As President Donald Trump and his impeachment defense team spend the day and evening battling with House and Senate Democrats over the two articles of impeachment facing the president, Republican Sen. Susan Collins indicated that she’s “likely” to go against party wishes and vote to call witnesses for the impeachment trial.
According to The Washington Examiner, Collins made the statement on Tuesday as the impeachment trial carried on.
“It is likely that I would support a motion to subpoena witnesses,” Collins said in a statement.
Collins also indicated that she’s one of four GOP senators working behind the scenes in a possible attempt to give Democrats the simple majority needed that would allow both sides to call witnesses during Trump’s impeachment trial proceedings, which would radically change the course of the trial.
Democrats from both the House and the Senate have made clear that they’re intent on hearing testimony from former national security adviser John Bolton, who would presumably have information about the Ukraine situation they they could examine to help bolster their case against the president.

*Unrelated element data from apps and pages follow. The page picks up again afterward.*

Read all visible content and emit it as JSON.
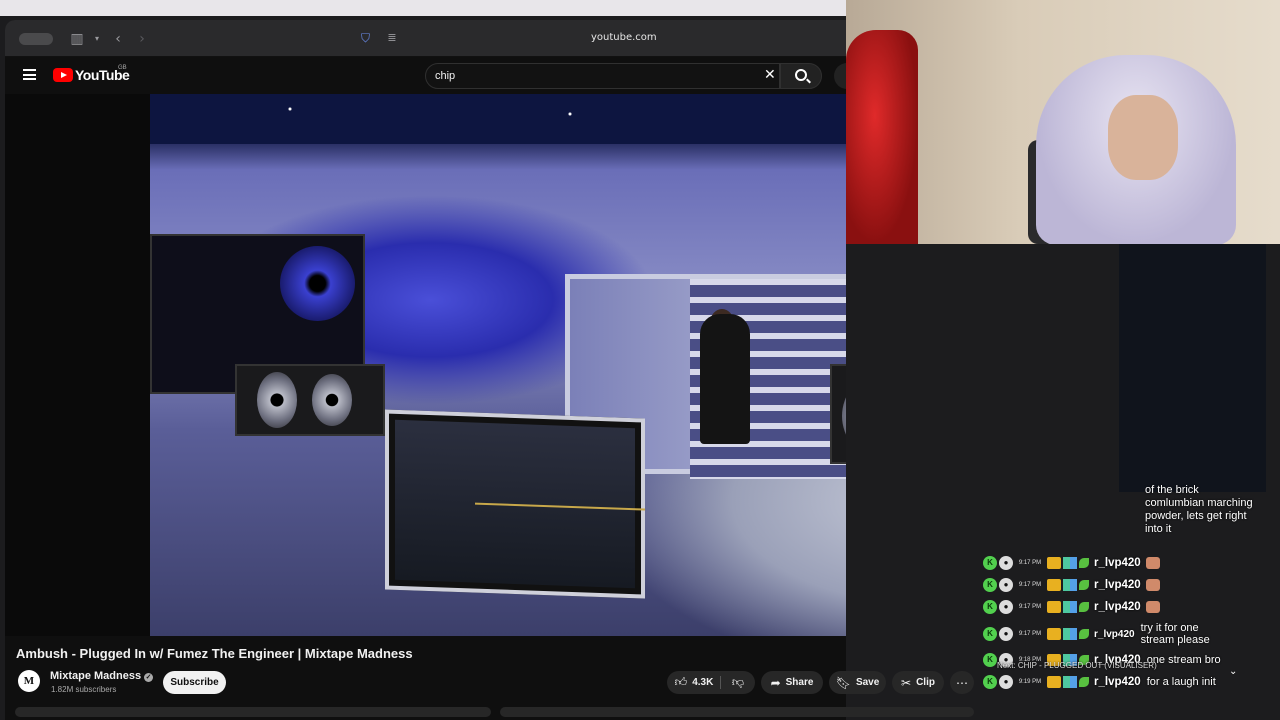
{
  "browser": {
    "url": "youtube.com"
  },
  "youtube": {
    "logo_text": "YouTube",
    "region": "GB",
    "search_value": "chip"
  },
  "video": {
    "title": "Ambush - Plugged In w/ Fumez The Engineer | Mixtape Madness",
    "channel": "Mixtape Madness",
    "channel_avatar": "M",
    "verified": "✓",
    "subscribers": "1.82M subscribers",
    "subscribe_label": "Subscribe",
    "likes": "4.3K",
    "share_label": "Share",
    "save_label": "Save",
    "clip_label": "Clip",
    "more_label": "⋯"
  },
  "chat": {
    "previous_message": "of the brick comlumbian marching powder, lets get right into it",
    "messages": [
      {
        "time": "9:17 PM",
        "user": "r_lvp420",
        "text": ""
      },
      {
        "time": "9:17 PM",
        "user": "r_lvp420",
        "text": ""
      },
      {
        "time": "9:17 PM",
        "user": "r_lvp420",
        "text": ""
      },
      {
        "time": "9:17 PM",
        "user": "r_lvp420",
        "text": "try it for one stream please"
      },
      {
        "time": "9:18 PM",
        "user": "r_lvp420",
        "text": "one stream bro"
      },
      {
        "time": "9:19 PM",
        "user": "r_lvp420",
        "text": "for a laugh init"
      }
    ],
    "next_label": "Next: CHIP - PLUGGED OUT (VISUALISER)"
  },
  "icons": {
    "apple": "apple-icon",
    "sidebar": "sidebar-icon",
    "back": "back-arrow-icon",
    "forward": "forward-arrow-icon",
    "shield": "privacy-shield-icon",
    "reader": "reader-icon",
    "menu": "hamburger-menu-icon",
    "search": "search-icon",
    "clear": "close-icon",
    "like": "thumbs-up-icon",
    "dislike": "thumbs-down-icon",
    "share": "share-icon",
    "save": "bookmark-icon",
    "clip": "scissors-icon"
  }
}
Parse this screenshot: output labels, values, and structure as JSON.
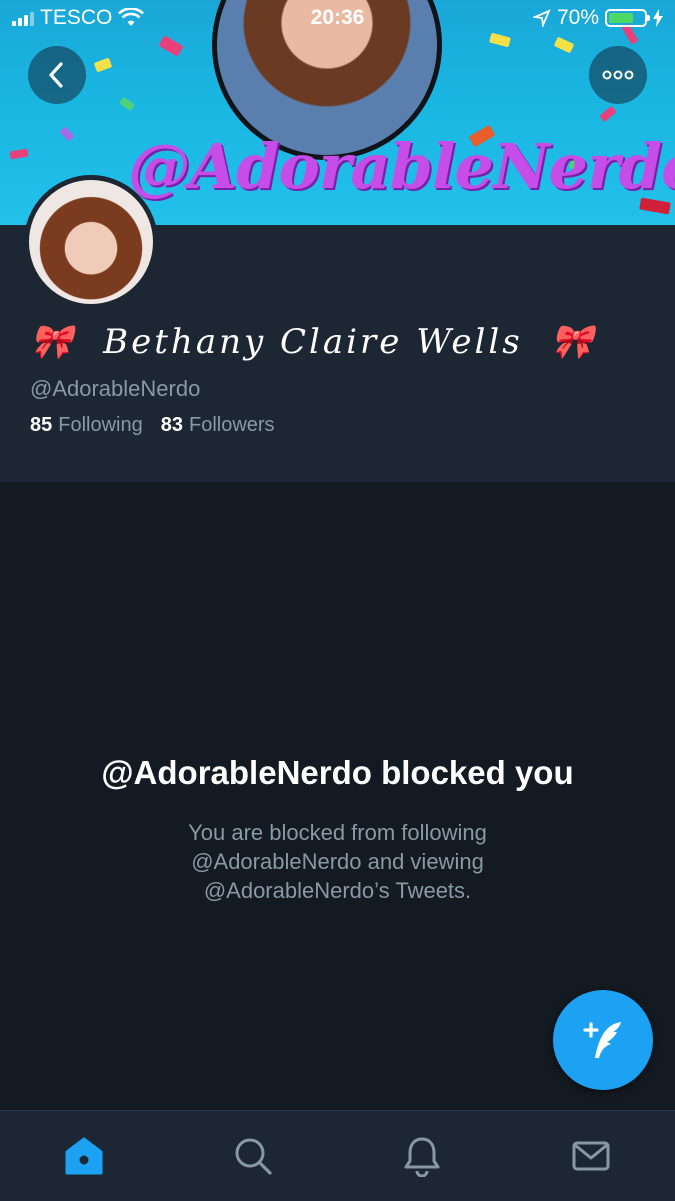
{
  "status_bar": {
    "carrier": "TESCO",
    "time": "20:36",
    "battery": "70%",
    "battery_level": 0.7
  },
  "banner": {
    "text": "@AdorableNerdo"
  },
  "profile": {
    "display_name": "Bethany Claire Wells",
    "decoration_emoji": "🎀",
    "handle": "@AdorableNerdo",
    "following_count": "85",
    "following_label": "Following",
    "followers_count": "83",
    "followers_label": "Followers"
  },
  "blocked": {
    "title": "@AdorableNerdo blocked you",
    "line1": "You are blocked from following",
    "line2": "@AdorableNerdo and viewing",
    "line3": "@AdorableNerdo’s Tweets."
  },
  "icons": {
    "back": "back-chevron-icon",
    "more": "more-dots-icon",
    "compose": "compose-feather-icon",
    "home": "home-icon",
    "search": "search-icon",
    "notifications": "bell-icon",
    "messages": "mail-icon"
  },
  "colors": {
    "accent": "#1da1f2",
    "background": "#141a22",
    "header_bg": "#1c2733",
    "secondary_text": "#8899a6",
    "banner_text": "#c64de8"
  }
}
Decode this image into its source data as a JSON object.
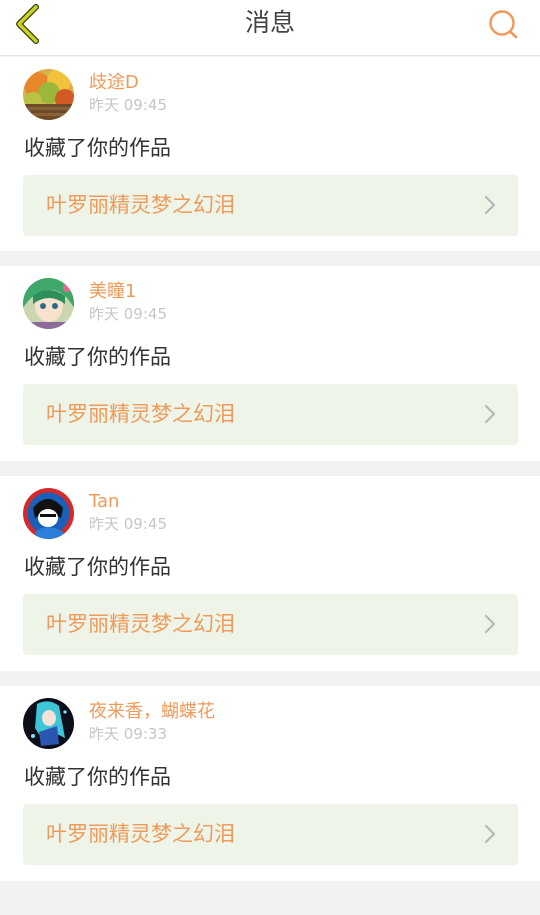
{
  "header": {
    "title": "消息",
    "back_icon": "chevron-left-icon",
    "search_icon": "search-icon"
  },
  "colors": {
    "accent": "#ef9a5a",
    "back_icon": "#c9d320",
    "link_bg": "#eef5e8",
    "timestamp": "#c6c6c6"
  },
  "messages": [
    {
      "username": "歧途D",
      "time": "昨天 09:45",
      "action": "收藏了你的作品",
      "work_title": "叶罗丽精灵梦之幻泪"
    },
    {
      "username": "美瞳1",
      "time": "昨天 09:45",
      "action": "收藏了你的作品",
      "work_title": "叶罗丽精灵梦之幻泪"
    },
    {
      "username": "Tan",
      "time": "昨天 09:45",
      "action": "收藏了你的作品",
      "work_title": "叶罗丽精灵梦之幻泪"
    },
    {
      "username": "夜来香，蝴蝶花",
      "time": "昨天 09:33",
      "action": "收藏了你的作品",
      "work_title": "叶罗丽精灵梦之幻泪"
    }
  ]
}
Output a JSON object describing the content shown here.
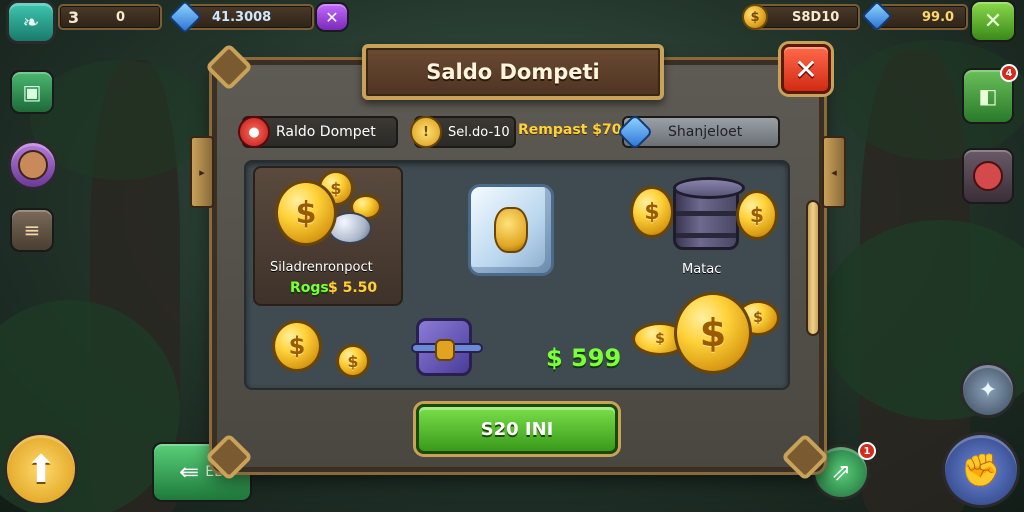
{
  "topbar": {
    "level": "3",
    "coins_left": "0",
    "gems_left": "41.3008",
    "gold_right": "S8D10",
    "gems_right": "99.0"
  },
  "dialog": {
    "title": "Saldo Dompeti",
    "close_label": "✕",
    "tabs": [
      {
        "label": "Raldo Dompet",
        "icon": "pin-icon"
      },
      {
        "label": "Sel.do-10",
        "extra": "Rempast $70",
        "icon": "coin-icon"
      },
      {
        "label": "Shanjeloet",
        "icon": "gem-icon"
      }
    ],
    "items": {
      "card_label": "Siladrenronpoct",
      "card_price_prefix": "Rogs",
      "card_price": "$ 5.50",
      "barrel_label": "Matac",
      "purse_price": "$ 599"
    },
    "buy_button": "S20 INI"
  },
  "badges": {
    "right_top": "4",
    "bottom_right": "1"
  },
  "bottom_left_label": "ED"
}
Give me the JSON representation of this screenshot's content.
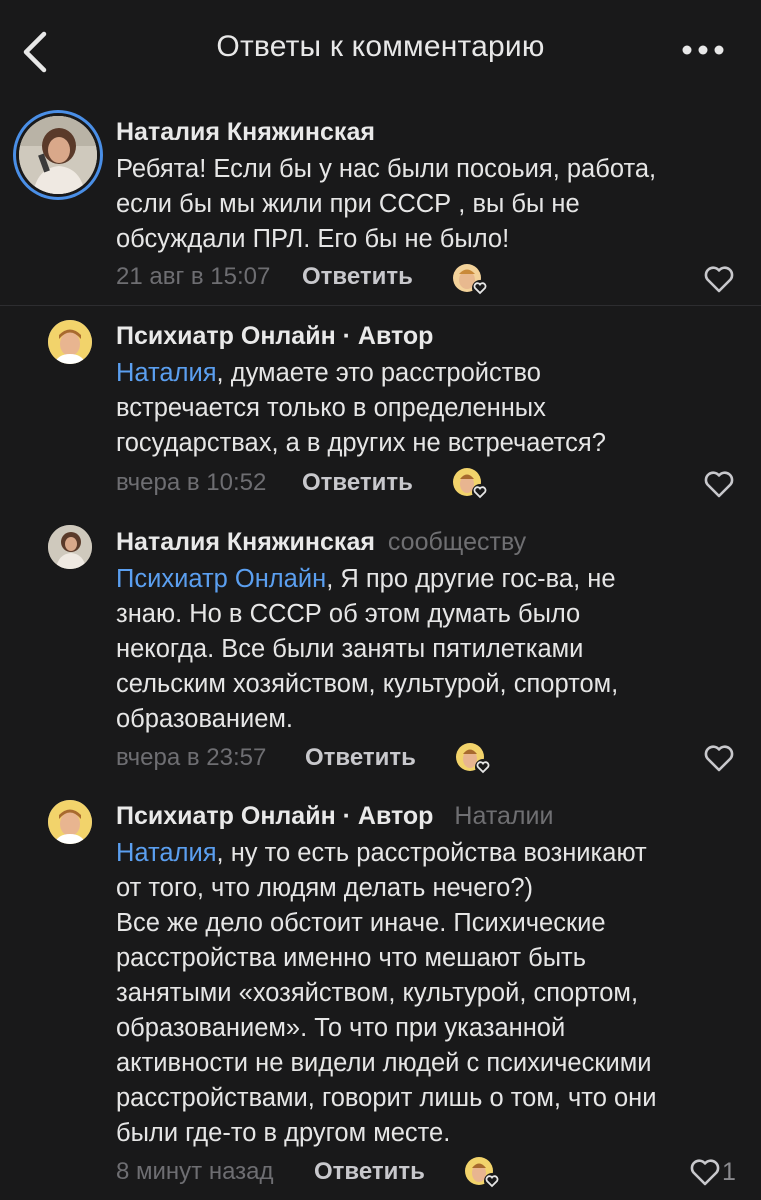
{
  "header": {
    "title": "Ответы к комментарию",
    "back_icon": "chevron-left-icon",
    "more_icon": "more-horizontal-icon"
  },
  "colors": {
    "background": "#19191a",
    "mention": "#5b9ff0",
    "secondary": "#6e6e72",
    "avatar_ring": "#4a8fe7"
  },
  "comments": [
    {
      "author": "Наталия Княжинская",
      "author_suffix": "",
      "addressee": "",
      "mention": "",
      "text_lines": [
        "Ребята! Если бы   у нас были посоьия, работа,",
        "если бы мы жили при СССР , вы бы не",
        "обсуждали ПРЛ. Его бы не было!"
      ],
      "time": "21 авг в 15:07",
      "reply_label": "Ответить",
      "likes": ""
    },
    {
      "author": "Психиатр Онлайн",
      "author_suffix": " · Автор",
      "addressee": "",
      "mention": "Наталия",
      "text_lines": [
        ", думаете это расстройство",
        "встречается только в определенных",
        "государствах, а в других не встречается?"
      ],
      "time": "вчера в 10:52",
      "reply_label": "Ответить",
      "likes": ""
    },
    {
      "author": "Наталия Княжинская",
      "author_suffix": "",
      "addressee": "сообществу",
      "mention": "Психиатр Онлайн",
      "text_lines": [
        ", Я про другие гос-ва, не",
        "знаю.  Но в СССР об этом думать было",
        "некогда. Все были заняты пятилетками",
        "сельским хозяйством, культурой, спортом,",
        "образованием."
      ],
      "time": "вчера в 23:57",
      "reply_label": "Ответить",
      "likes": ""
    },
    {
      "author": "Психиатр Онлайн",
      "author_suffix": " · Автор",
      "addressee": "Наталии",
      "mention": "Наталия",
      "text_lines": [
        ", ну то есть расстройства возникают",
        "от того, что людям делать нечего?)",
        "Все же дело обстоит иначе. Психические",
        "расстройства именно что мешают быть",
        "занятыми «хозяйством, культурой, спортом,",
        "образованием». То что при указанной",
        "активности не видели людей с психическими",
        "расстройствами, говорит лишь о том, что они",
        "были где-то в другом месте."
      ],
      "time": "8 минут назад",
      "reply_label": "Ответить",
      "likes": "1"
    }
  ]
}
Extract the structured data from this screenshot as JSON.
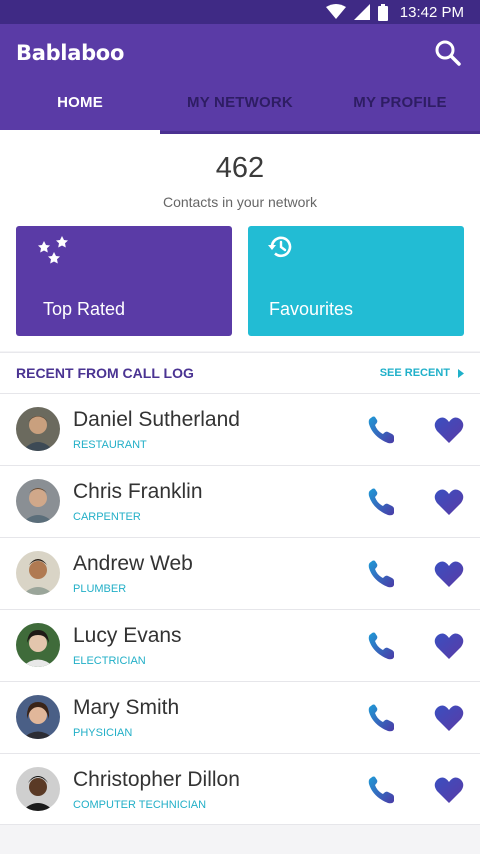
{
  "status_bar": {
    "time": "13:42 PM"
  },
  "app": {
    "title": "Bablaboo"
  },
  "tabs": [
    {
      "label": "HOME",
      "active": true
    },
    {
      "label": "MY NETWORK",
      "active": false
    },
    {
      "label": "MY PROFILE",
      "active": false
    }
  ],
  "stats": {
    "count": "462",
    "label": "Contacts in your network"
  },
  "cards": {
    "top_rated": {
      "label": "Top Rated",
      "icon": "stars-icon",
      "color": "#5a3ba6"
    },
    "favourites": {
      "label": "Favourites",
      "icon": "history-icon",
      "color": "#22bcd4"
    }
  },
  "section": {
    "title": "RECENT FROM CALL LOG",
    "action": "SEE RECENT"
  },
  "contacts": [
    {
      "name": "Daniel Sutherland",
      "role": "RESTAURANT"
    },
    {
      "name": "Chris Franklin",
      "role": "CARPENTER"
    },
    {
      "name": "Andrew Web",
      "role": "PLUMBER"
    },
    {
      "name": "Lucy Evans",
      "role": "ELECTRICIAN"
    },
    {
      "name": "Mary Smith",
      "role": "PHYSICIAN"
    },
    {
      "name": "Christopher Dillon",
      "role": "COMPUTER TECHNICIAN"
    }
  ],
  "colors": {
    "primary": "#5a3ba6",
    "accent": "#22bcd4",
    "status_bar": "#3f2a85"
  }
}
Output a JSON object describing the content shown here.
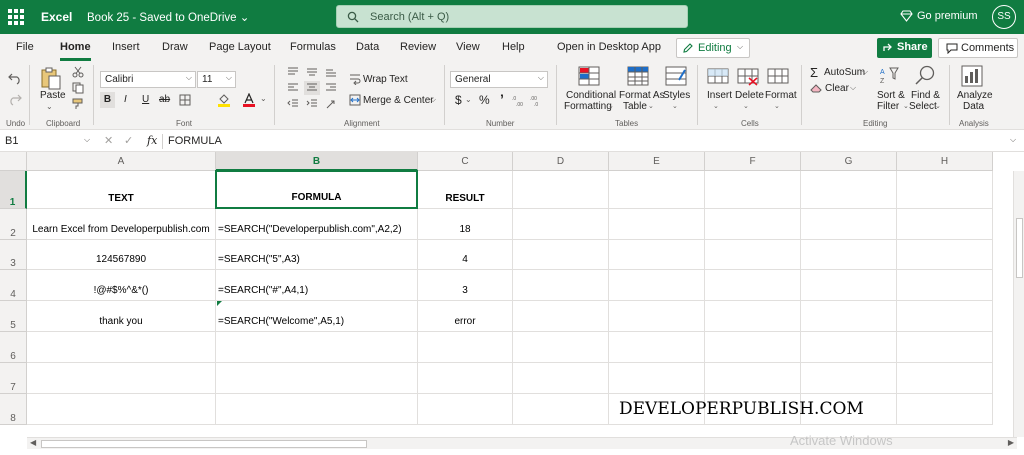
{
  "titlebar": {
    "app_name": "Excel",
    "doc_title": "Book 25 - Saved to OneDrive ⌄",
    "search_placeholder": "Search (Alt + Q)",
    "premium": "Go premium",
    "avatar": "SS"
  },
  "menu": {
    "tabs": [
      "File",
      "Home",
      "Insert",
      "Draw",
      "Page Layout",
      "Formulas",
      "Data",
      "Review",
      "View",
      "Help",
      "Open in Desktop App"
    ],
    "active_tab": "Home",
    "editing": "Editing",
    "share": "Share",
    "comments": "Comments"
  },
  "ribbon": {
    "undo": {
      "label": "Undo"
    },
    "clipboard": {
      "paste": "Paste",
      "label": "Clipboard"
    },
    "font": {
      "name": "Calibri",
      "size": "11",
      "label": "Font",
      "bold": "B",
      "italic": "I",
      "underline": "U",
      "strike": "ab"
    },
    "alignment": {
      "wrap_text": "Wrap Text",
      "merge_center": "Merge & Center",
      "label": "Alignment"
    },
    "number": {
      "format": "General",
      "label": "Number",
      "currency": "$",
      "percent": "%",
      "comma": "’"
    },
    "tables": {
      "conditional": "Conditional",
      "formatting": "Formatting",
      "format_as": "Format As",
      "table": "Table",
      "styles": "Styles",
      "label": "Tables"
    },
    "cells": {
      "insert": "Insert",
      "delete": "Delete",
      "format": "Format",
      "label": "Cells"
    },
    "editing": {
      "autosum": "AutoSum",
      "clear": "Clear",
      "sort": "Sort &",
      "filter": "Filter",
      "find": "Find &",
      "select": "Select",
      "label": "Editing"
    },
    "analysis": {
      "analyze": "Analyze",
      "data": "Data",
      "label": "Analysis"
    }
  },
  "formula_bar": {
    "name_box": "B1",
    "fx": "fx",
    "value": "FORMULA"
  },
  "grid": {
    "columns": [
      "A",
      "B",
      "C",
      "D",
      "E",
      "F",
      "G",
      "H"
    ],
    "selected_column": "B",
    "rows": [
      "1",
      "2",
      "3",
      "4",
      "5",
      "6",
      "7",
      "8"
    ],
    "selected_row": "1",
    "cells": [
      [
        "TEXT",
        "FORMULA",
        "RESULT"
      ],
      [
        "Learn Excel from Developerpublish.com",
        "=SEARCH(\"Developerpublish.com\",A2,2)",
        "18"
      ],
      [
        "124567890",
        "=SEARCH(\"5\",A3)",
        "4"
      ],
      [
        "!@#$%^&*()",
        "=SEARCH(\"#\",A4,1)",
        "3"
      ],
      [
        "thank you",
        "=SEARCH(\"Welcome\",A5,1)",
        "error"
      ]
    ]
  },
  "watermark": "DEVELOPERPUBLISH.COM",
  "activate_windows": "Activate Windows",
  "colors": {
    "brand": "#107c41",
    "ribbon_bg": "#f3f2f1",
    "grid_line": "#e1dfdd"
  }
}
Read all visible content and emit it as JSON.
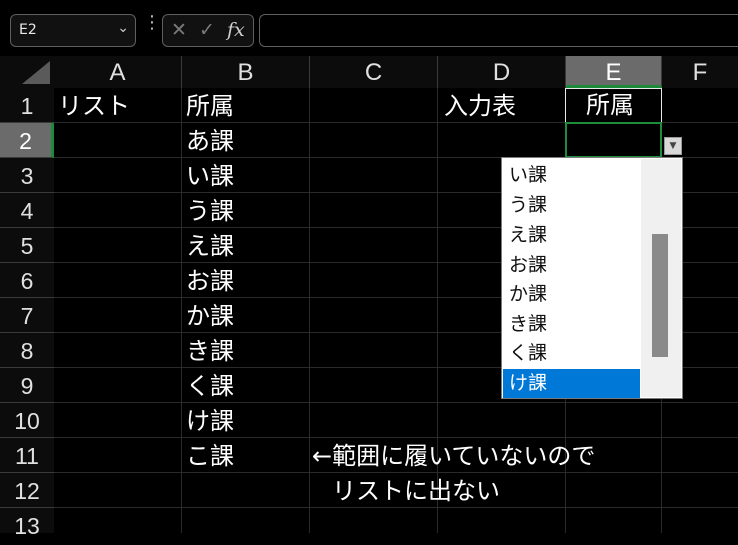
{
  "formula_bar": {
    "name_box": "E2",
    "cancel_icon": "✕",
    "enter_icon": "✓",
    "fx_label": "fx",
    "formula": ""
  },
  "columns": [
    "A",
    "B",
    "C",
    "D",
    "E",
    "F"
  ],
  "rows": [
    "1",
    "2",
    "3",
    "4",
    "5",
    "6",
    "7",
    "8",
    "9",
    "10",
    "11",
    "12",
    "13"
  ],
  "selected_column": "E",
  "selected_row": "2",
  "cells": {
    "A1": "リスト",
    "B1": "所属",
    "B2": "あ課",
    "B3": "い課",
    "B4": "う課",
    "B5": "え課",
    "B6": "お課",
    "B7": "か課",
    "B8": "き課",
    "B9": "く課",
    "B10": "け課",
    "B11": "こ課",
    "D1": "入力表",
    "E1": "所属",
    "E2": ""
  },
  "annotation": {
    "line1": "←範囲に履いていないので",
    "line2": "リストに出ない"
  },
  "dropdown": {
    "items": [
      "い課",
      "う課",
      "え課",
      "お課",
      "か課",
      "き課",
      "く課",
      "け課"
    ],
    "selected": "け課",
    "scroll_position": 0.6
  },
  "colors": {
    "background": "#000000",
    "header_selected": "#6b6b6b",
    "active_border": "#1f8c3c",
    "dropdown_highlight": "#0078d7"
  }
}
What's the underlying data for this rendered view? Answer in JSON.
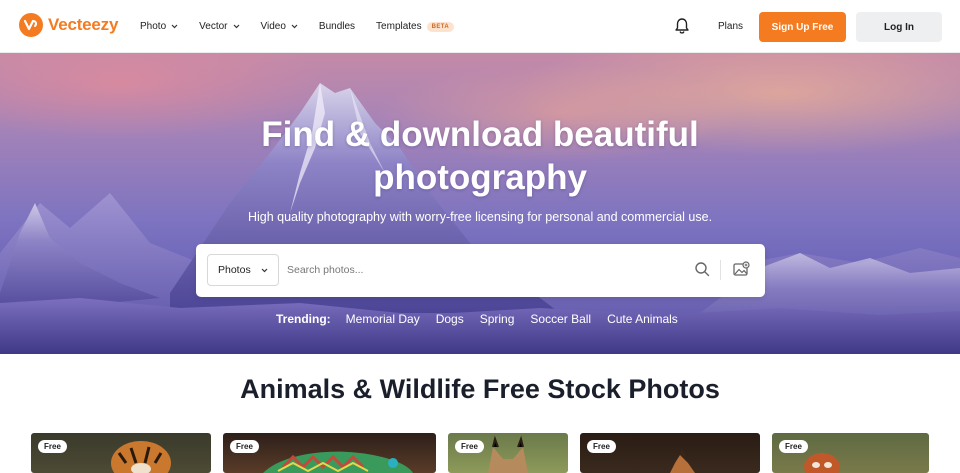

“As I said last week, while I need to hear the case argued and the questions answered, I anticipate that I would conclude that having additional information would be helpful,” Collins said. “It is likely that I would support a motion to subpoena witnesses at that point in the trial, just as I did in 1999.”
Collins joins Democrats in their wishes to hear from Bolton, along with Republican Sen. Mitt Romney, who said earlier in the week that he would be open to the idea.
So far, during the trial, Senate Minority Leader Chuck Schumer forced a vote on an amendment that would subpoena communications between Trump administration officials and Ukraine with regard to a July 25 phone call between Trump and the president of Ukraine.
The measure was shot down by Republican senators in a 53-47 vote. There’s speculation that Schumer will introduce more amendments as the trial continues.